WHAT YOU WILL DO:
Restate every line below word for word, but drop each picture.

DATASET RECORDS:
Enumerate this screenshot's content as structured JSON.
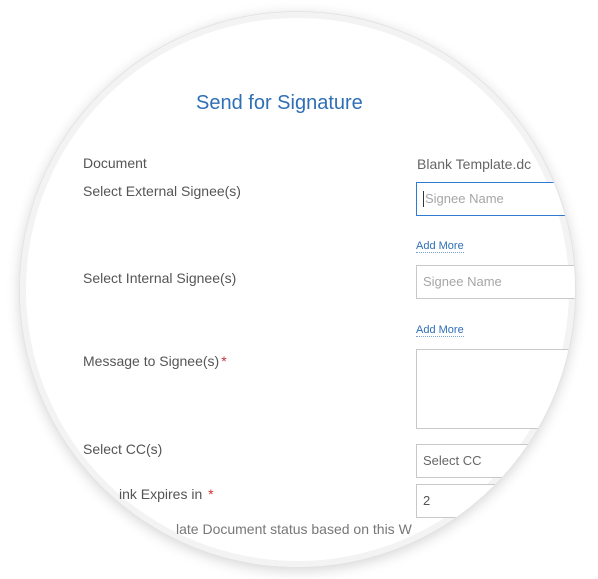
{
  "dialog": {
    "title": "Send for Signature"
  },
  "form": {
    "document": {
      "label": "Document",
      "value": "Blank Template.dc"
    },
    "external_signees": {
      "label": "Select External Signee(s)",
      "placeholder": "Signee Name",
      "add_more": "Add More"
    },
    "internal_signees": {
      "label": "Select Internal Signee(s)",
      "placeholder": "Signee Name",
      "add_more": "Add More"
    },
    "message": {
      "label": "Message to Signee(s)",
      "required_mark": "*",
      "value": ""
    },
    "cc": {
      "label": "Select CC(s)",
      "placeholder": "Select CC"
    },
    "link_expires": {
      "label": "ink Expires in",
      "required_mark": "*",
      "value": "2"
    },
    "update_status": {
      "label": "late Document status based on this W"
    }
  },
  "colors": {
    "title": "#2f6fb6",
    "required": "#d12f2f",
    "active_border": "#2f7bd1"
  }
}
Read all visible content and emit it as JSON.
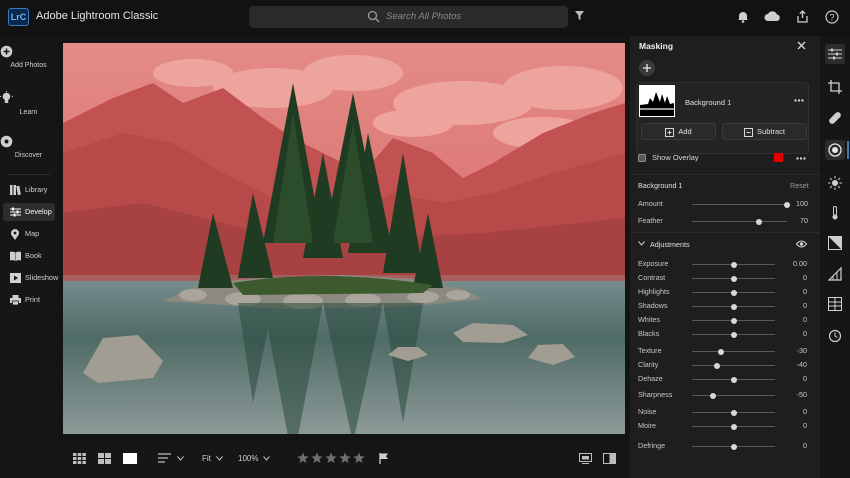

SOLUTION:
Enumerate this screenshot's content as structured JSON.
{
  "dialog": {
    "title": "Send for Signature"
  },
  "form": {
    "document": {
      "label": "Document",
      "value": "Blank Template.dc"
    },
    "external_signees": {
      "label": "Select External Signee(s)",
      "placeholder": "Signee Name",
      "add_more": "Add More"
    },
    "internal_signees": {
      "label": "Select Internal Signee(s)",
      "placeholder": "Signee Name",
      "add_more": "Add More"
    },
    "message": {
      "label": "Message to Signee(s)",
      "required_mark": "*",
      "value": ""
    },
    "cc": {
      "label": "Select CC(s)",
      "placeholder": "Select CC"
    },
    "link_expires": {
      "label": "ink Expires in",
      "required_mark": "*",
      "value": "2"
    },
    "update_status": {
      "label": "late Document status based on this W"
    }
  },
  "colors": {
    "title": "#2f6fb6",
    "required": "#d12f2f",
    "active_border": "#2f7bd1"
  }
}
Read all visible content and emit it as JSON.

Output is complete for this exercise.